Pointer Conversion and Use

Pointer Conversion and Use

Post by Steven » Thu, 21 Dec 2006 15:13:34


The C99 specification states:

*6.3.2.3(7):
"A pointer to an object or incomplete type may be converted to a
pointer to a different object or incomplete type. **If the resulting
pointer is not correctly aligned () for the pointed-to type, the
behavior is undeed. (In general, the concept €orrectly
aligned€is transitive: if a pointer to type A is correctly
aligned for a pointer to type B, which in turn is correctly aligned for
a pointer to type C, then a pointer to type A is correctly aligned for
a pointer to type C.) **Otherwise, when converted back again, the
result shall compare equal to the original pointer.** When a pointer to
an object is converted to a pointer to a character type, the result
points to the lowest addressed byte of the object. Successive
increments of the result, up to the size of the object, yield pointers
to the remaining bytes of the object.**" *

and the rationale (pg 49) on this says:

*Consequences of the treatment of pointer types in the Standard
include:
A pointer to void may be converted to a pointer to an object of any
type.
A pointer to any object of any type may be converted to a pointer
to void.
If a pointer to an object is converted to a pointer to void and
back again to the original
pointer type, the result compares equal to original pointer.
It is invalid to convert a pointer to an object of any type to a
pointer to an object of a
different type without an explicit cast.
Even with an explicit cast, it is invalid to convert a function
pointer to an object pointer
or a pointer to void, or vice versa.
It is invalid to convert a pointer to a function of one type to a
pointer to a function of a
different type without a cast.
Pointers to functions that have different parameter-type
information (including the ld-
styleabsence of parameter-type information) are different types.*


But C99 specification also states at 6.5(7):

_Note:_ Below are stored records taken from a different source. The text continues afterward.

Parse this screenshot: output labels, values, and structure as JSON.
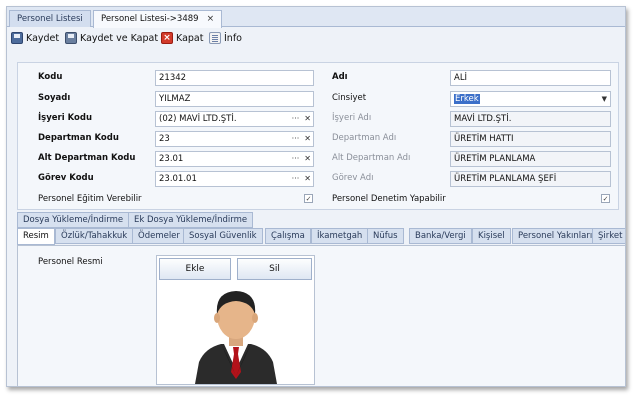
{
  "doc_tabs": {
    "tab1": "Personel Listesi",
    "tab2": "Personel Listesi->3489",
    "close": "×"
  },
  "toolbar": {
    "save": "Kaydet",
    "save_close": "Kaydet ve Kapat",
    "close": "Kapat",
    "info": "İnfo"
  },
  "form": {
    "kodu_label": "Kodu",
    "kodu_value": "21342",
    "adi_label": "Adı",
    "adi_value": "ALİ",
    "soyadi_label": "Soyadı",
    "soyadi_value": "YILMAZ",
    "cinsiyet_label": "Cinsiyet",
    "cinsiyet_value": "Erkek",
    "isyeri_kodu_label": "İşyeri Kodu",
    "isyeri_kodu_value": "(02) MAVİ LTD.ŞTİ.",
    "isyeri_adi_label": "İşyeri Adı",
    "isyeri_adi_value": "MAVİ LTD.ŞTİ.",
    "departman_kodu_label": "Departman Kodu",
    "departman_kodu_value": "23",
    "departman_adi_label": "Departman Adı",
    "departman_adi_value": "ÜRETİM HATTI",
    "alt_departman_kodu_label": "Alt Departman Kodu",
    "alt_departman_kodu_value": "23.01",
    "alt_departman_adi_label": "Alt Departman Adı",
    "alt_departman_adi_value": "ÜRETİM PLANLAMA",
    "gorev_kodu_label": "Görev Kodu",
    "gorev_kodu_value": "23.01.01",
    "gorev_adi_label": "Görev Adı",
    "gorev_adi_value": "ÜRETİM PLANLAMA ŞEFİ",
    "egitim_label": "Personel Eğitim Verebilir",
    "denetim_label": "Personel Denetim Yapabilir",
    "lookup_dots": "···",
    "clear_x": "✕",
    "check_mark": "✓"
  },
  "tabs_row1": [
    "Dosya Yükleme/İndirme",
    "Ek Dosya Yükleme/İndirme"
  ],
  "tabs_row2": [
    "Resim",
    "Özlük/Tahakkuk",
    "Ödemeler",
    "Sosyal Güvenlik",
    "Çalışma",
    "İkametgah",
    "Nüfus",
    "Banka/Vergi",
    "Kişisel",
    "Personel Yakınları",
    "Şirket"
  ],
  "content": {
    "resim_label": "Personel Resmi",
    "ekle": "Ekle",
    "sil": "Sil"
  },
  "colors": {
    "selection": "#3b6fc9",
    "accent_border": "#a9b9d3"
  }
}
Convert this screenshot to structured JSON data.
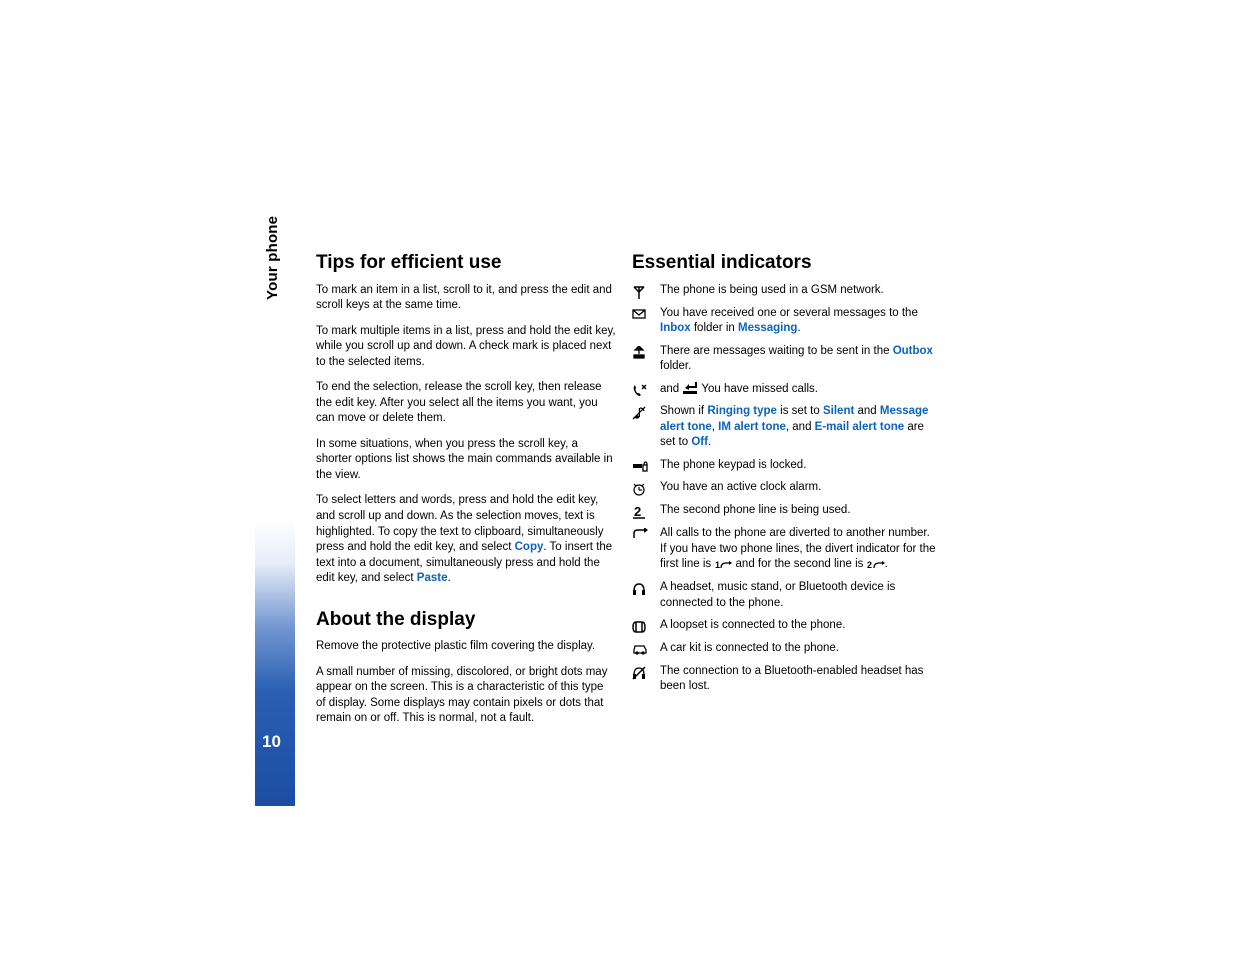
{
  "sidebar": {
    "section_label": "Your phone",
    "page_number": "10"
  },
  "left": {
    "tips_heading": "Tips for efficient use",
    "tips_p1": "To mark an item in a list, scroll to it, and press the edit and scroll keys at the same time.",
    "tips_p2": "To mark multiple items in a list, press and hold the edit key, while you scroll up and down. A check mark is placed next to the selected items.",
    "tips_p3": "To end the selection, release the scroll key, then release the edit key. After you select all the items you want, you can move or delete them.",
    "tips_p4": "In some situations, when you press the scroll key, a shorter options list shows the main commands available in the view.",
    "tips_p5_a": "To select letters and words, press and hold the edit key, and scroll up and down. As the selection moves, text is highlighted. To copy the text to clipboard, simultaneously press and hold the edit key, and select ",
    "copy": "Copy",
    "tips_p5_b": ". To insert the text into a document, simultaneously press and hold the edit key, and select ",
    "paste": "Paste",
    "tips_p5_c": ".",
    "about_heading": "About the display",
    "about_p1": "Remove the protective plastic film covering the display.",
    "about_p2": "A small number of missing, discolored, or bright dots may appear on the screen. This is a characteristic of this type of display. Some displays may contain pixels or dots that remain on or off. This is normal, not a fault."
  },
  "right": {
    "heading": "Essential indicators",
    "r0": "The phone is being used in a GSM network.",
    "r1_a": "You have received one or several messages to the ",
    "inbox": "Inbox",
    "r1_b": " folder in ",
    "messaging": "Messaging",
    "r1_c": ".",
    "r2_a": "There are messages waiting to be sent in the ",
    "outbox": "Outbox",
    "r2_b": " folder.",
    "r3_a": "and ",
    "r3_b": " You have missed calls.",
    "r4_a": "Shown if ",
    "ringing_type": "Ringing type",
    "r4_b": " is set to ",
    "silent": "Silent",
    "r4_c": " and ",
    "message_alert": "Message alert tone",
    "r4_d": ", ",
    "im_alert": "IM alert tone",
    "r4_e": ", and ",
    "email_alert": "E-mail alert tone",
    "r4_f": " are set to ",
    "off": "Off",
    "r4_g": ".",
    "r5": "The phone keypad is locked.",
    "r6": "You have an active clock alarm.",
    "r7": "The second phone line is being used.",
    "r8_a": "All calls to the phone are diverted to another number. If you have two phone lines, the divert indicator for the first line is ",
    "r8_b": " and for the second line is ",
    "r8_c": ".",
    "r9": "A headset, music stand, or Bluetooth device is connected to the phone.",
    "r10": "A loopset is connected to the phone.",
    "r11": "A car kit is connected to the phone.",
    "r12": "The connection to a Bluetooth-enabled headset has been lost."
  }
}
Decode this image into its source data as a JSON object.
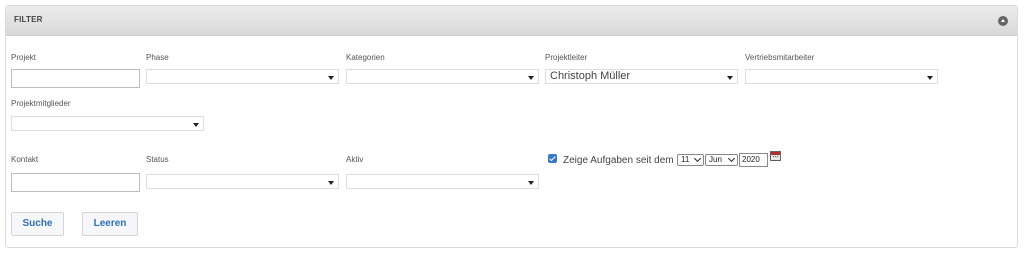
{
  "panel": {
    "title": "FILTER"
  },
  "fields": {
    "projekt": {
      "label": "Projekt",
      "value": ""
    },
    "phase": {
      "label": "Phase",
      "value": ""
    },
    "kategorien": {
      "label": "Kategorien",
      "value": ""
    },
    "projektleiter": {
      "label": "Projektleiter",
      "value": "Christoph Müller"
    },
    "vertriebsmitarbeiter": {
      "label": "Vertriebsmitarbeiter",
      "value": ""
    },
    "projektmitglieder": {
      "label": "Projektmitglieder",
      "value": ""
    },
    "kontakt": {
      "label": "Kontakt",
      "value": ""
    },
    "status": {
      "label": "Status",
      "value": ""
    },
    "aktiv": {
      "label": "Aktiv",
      "value": ""
    }
  },
  "tasks_filter": {
    "checked": true,
    "label": "Zeige Aufgaben seit dem",
    "day": "11",
    "month": "Jun",
    "year": "2020"
  },
  "buttons": {
    "search": "Suche",
    "clear": "Leeren"
  },
  "icons": {
    "collapse": "collapse-up-icon",
    "calendar": "calendar-icon",
    "checkbox": "checkbox-checked-icon"
  },
  "colors": {
    "accent": "#3a78c9",
    "button_text": "#2f6fb5",
    "header_bg": "#e0e0e0"
  }
}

*An object shall have its stored value accessed only by an lvalue
expression that has one of
the following types: (The intent of this list is to specify those
circumstances in which an object may or may not be aliased.)
a type compatible with the effective type of the object,
a qualid version of a type compatible with the effective type
of the object,
a type that is the signed or unsigned type corresponding to the
effective type of the
object,
a type that is the signed or unsigned type corresponding to a
qualid version of the
effective type of the object,
an aggregate or union type that includes one of the aforementioned
types among its
members (including, recursively, a member of a subaggregate or
contained union), or
a character type.*

I can not resolve these two citations, if one is permitted to typecast
one pointer type to ANY other, why is one not allowed to dereference
the new pointer? And if one is allowed to dereference the new pointer,
how does that impact on the rules of 6.5(7) which seem to limit the
allowable casts that may be dereferenced?

Further, if a type cast pointer can not be de-referenced safely what
utility does type casting of pointers (outside of the rules of 6.5(7))
provide?

Shouldn't the rule in 6.3.2.3(7) be limited by the requirements of
6.5(7)?
 
 
 

Pointer Conversion and Use

Post by kuype » Thu, 21 Dec 2006 19:43:23


...

Because there might not be a valid object of the new type at the
location pointed at by the converted value; particularly if the new
type is 'void'.


Whenever two different pointers alias each other, by pointing to
overlapping objects, if both of them can be safely dereferenced,
writing through one of the pointers requires that the next read through
the other must actually read the object it points at, rather than using
the cached result of a previous read. By declaring that certain
pointers cannot be safely dereferenced, the standard enables
implementations to ignore that issue, improving opportunities for
register optimization, at the cost of producing unexpected results if
someone ignores that restriction. The anti-aliasing rules were designed
to maximize the opportunities for such optimizations, while still
allowing all uses of aliasing pointers that the committee considered
reasonably useful.


In general, such conversions are useful as intermediate steps in a
process that will eventually produce a pointer that can be safely used
(though possibly only in a comparison, rather than a dereference).
Therefore, the answer to


is "No".